The Virginia father who was arrested at a school board meeting when he spoke out about his teen daughter being sexually assaulted by a transgender student slammed the Department of Justice on Monday as being “politicized and weaponized to the hill” for its handling of his case.
Scott Smith, who was recently pardoned by Republican Gov. Glenn Youngkin, said in a new interview that he did not believe his case was treated fairly by federal prosecutors.
“I really wanted to win this straight up in court on my own merit, but unfortunately, you know as things have played out – our justice system across this land is unfortunately politicized and weaponized to the hill, and that should scare every American,” Smith told FOX News Monday night.
Smith also addressed a recent Wall Street Journal editorial that claimed the press used his altercation as proof of some type of greater right-wing campaign, or “an attempt to fit Mr. Smith into the Democratic Party’s portrayal of conservative critics of government as motivated by hatred.”
“It’s all true,” Smith said when presented with the article. “It’s what they did.
“They used me to silence moms and dads and grandmothers and grandpas and everybody else that we’re starting this movement to protect our children to stand up for our rights, to protect our children and say what we think is right for them.
“And there’s clear evidence that it somewhat worked,” he said, calling the Justice Department memo to school boards “bone chilling.”
Smith was arrested at a Loudoun County School Board meeting on June 22, 2021, when he spoke out about his teenage daughter being sexually assaulted in a school bathroom by a transgender student. He reportedly unleashed a storm of profanities, and was convicted of disorderly conduct.
But he told “America Reports” he was not actually verbally sparring with the unsupportive school board members, as was originally believed, but rather a “radical parent” who called him a liar and threatened to “ruin” him on social media.
“I never spoke to the school board. That whole story is really kind of askew,” Smith said.
“I was sitting in my little area, and a radical protester came and I heard this shouting behind me, and I turned around, and it was my wife and her – I didn’t even know my wife was there.

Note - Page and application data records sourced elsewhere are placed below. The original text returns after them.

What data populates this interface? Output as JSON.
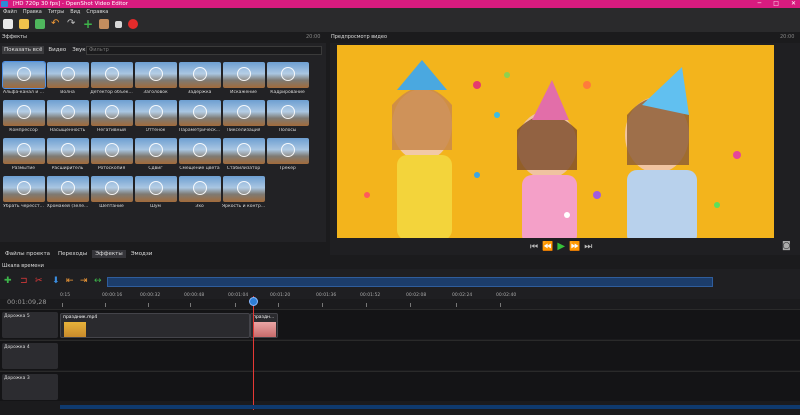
{
  "window": {
    "title": "[HD 720p 30 fps] - OpenShot Video Editor",
    "controls": [
      "─",
      "□",
      "✕"
    ]
  },
  "menu": [
    "Файл",
    "Правка",
    "Титры",
    "Вид",
    "Справка"
  ],
  "toolbar": {
    "icons": [
      "new-file-icon",
      "open-folder-icon",
      "save-icon",
      "undo-icon",
      "redo-icon",
      "add-icon",
      "export-icon",
      "fullscreen-icon",
      "record-icon"
    ],
    "colors": [
      "#e9e9e9",
      "#f0c24c",
      "#4fb65d",
      "#f29a37",
      "#bdbdbd",
      "#3db54a",
      "#c38d5e",
      "#d8d8d8",
      "#e32b2b"
    ]
  },
  "effects_panel": {
    "title": "Эффекты",
    "time": "20:00",
    "tabs": [
      "Показать всё",
      "Видео",
      "Звук"
    ],
    "filter_placeholder": "Фильтр",
    "items": [
      "Альфа-канал и ...",
      "Волна",
      "Детектор объек...",
      "Заголовок",
      "Задержка",
      "Искажение",
      "Кадрирование",
      "Компрессор",
      "Насыщенность",
      "Негативный",
      "Оттенок",
      "Параметрическ...",
      "Пикселизация",
      "Полосы",
      "Размытие",
      "Расширитель",
      "Ротоскопия",
      "Сдвиг",
      "Смещение цвета",
      "Стабилизатор",
      "Трекер",
      "Убрать чересст...",
      "Хромакей (зеле...",
      "Шептание",
      "Шум",
      "Эхо",
      "Яркость и контр..."
    ]
  },
  "preview_panel": {
    "title": "Предпросмотр видео",
    "time": "20:00"
  },
  "lower_tabs": [
    "Файлы проекта",
    "Переходы",
    "Эффекты",
    "Эмодзи"
  ],
  "timeline": {
    "label": "Шкала времени",
    "timecode": "00:01:09,28",
    "ruler": [
      "0:15",
      "00:00:16",
      "00:00:32",
      "00:00:48",
      "00:01:04",
      "00:01:20",
      "00:01:36",
      "00:01:52",
      "00:02:08",
      "00:02:24",
      "00:02:40"
    ],
    "tracks": [
      {
        "name": "Дорожка 5",
        "clips": [
          {
            "name": "праздник.mp4"
          },
          {
            "name": "праздн..."
          }
        ]
      },
      {
        "name": "Дорожка 4",
        "clips": []
      },
      {
        "name": "Дорожка 3",
        "clips": []
      }
    ]
  }
}
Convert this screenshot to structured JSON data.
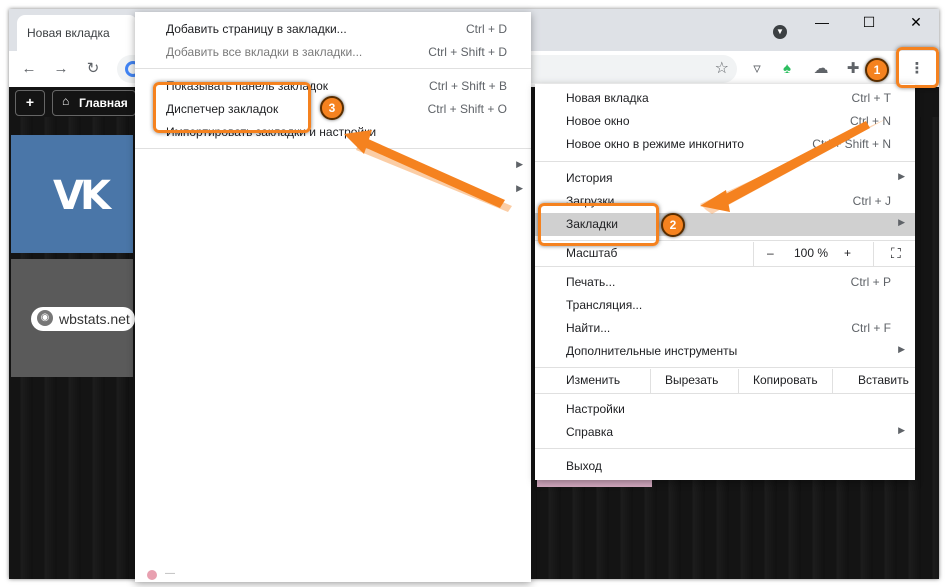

She came in behind me,” he recounted.
“So I stepped in, tried to explain to this lady what was going on,” he said, explaining he told the woman about his daughter’s assault by a transgender student.
“She looked at me dead in the face and said, ‘That’s not true, that’s not what happened. You are lying.’”
The police tried to de-escalate the situation, Smith said, but when they walked away he again turned to engage the woman verbally.
That was when, he said, she threatened to “ruin” him on social media.
“I called her an expletive – the next thing I know, there are hands all over me, grabbing me from behind,” Smith recounted.
He said he was never “really fighting to clear my name from a disorderly conduct charge, I mean, I’m a country boy, I’m just disorderly sometimes.
“You know, what this was all about was my free speech, you know, that should not have happened that day,” he told anchor John Roberts.
Smith was pardoned by Gov. Youngkin on Sunday, when the Republican governor told “FOX News Sunday”: “I spoke with Mr. Smith on Friday, and I had the privilege of telling Mr. Smith that I will pardon him, and we did that on Friday.
“We righted a wrong. He should’ve never been prosecuted here. This was a dad standing up for his daughter.”
But Loudon County Democratic Commonwealth’s Attorney Buta Biberaj, who was ultimately removed from the case, slammed the pardon as a “political stunt” and an “unprecedented, inappropriate intervention into an active legal case.”
She accused Youngkin of making himself “judge and jury” over herself and politically-opposite county officials who were involved in the case.
When asked about those comments on Monday, Smith said Biberaj is “one of the most evil people I’ve ever met.”
“Unfortunately, I had to deal with her face-to-face with the prosecution of the sexual predator of my daughter,” he said. “We need to vote her out.”
The teenage suspect, who sexually assaulted Smith’s daughter, was found guilty of two counts of forcible sodomy.
The suspect was sentenced to a residential treatment facility and placed on the sex offender registry.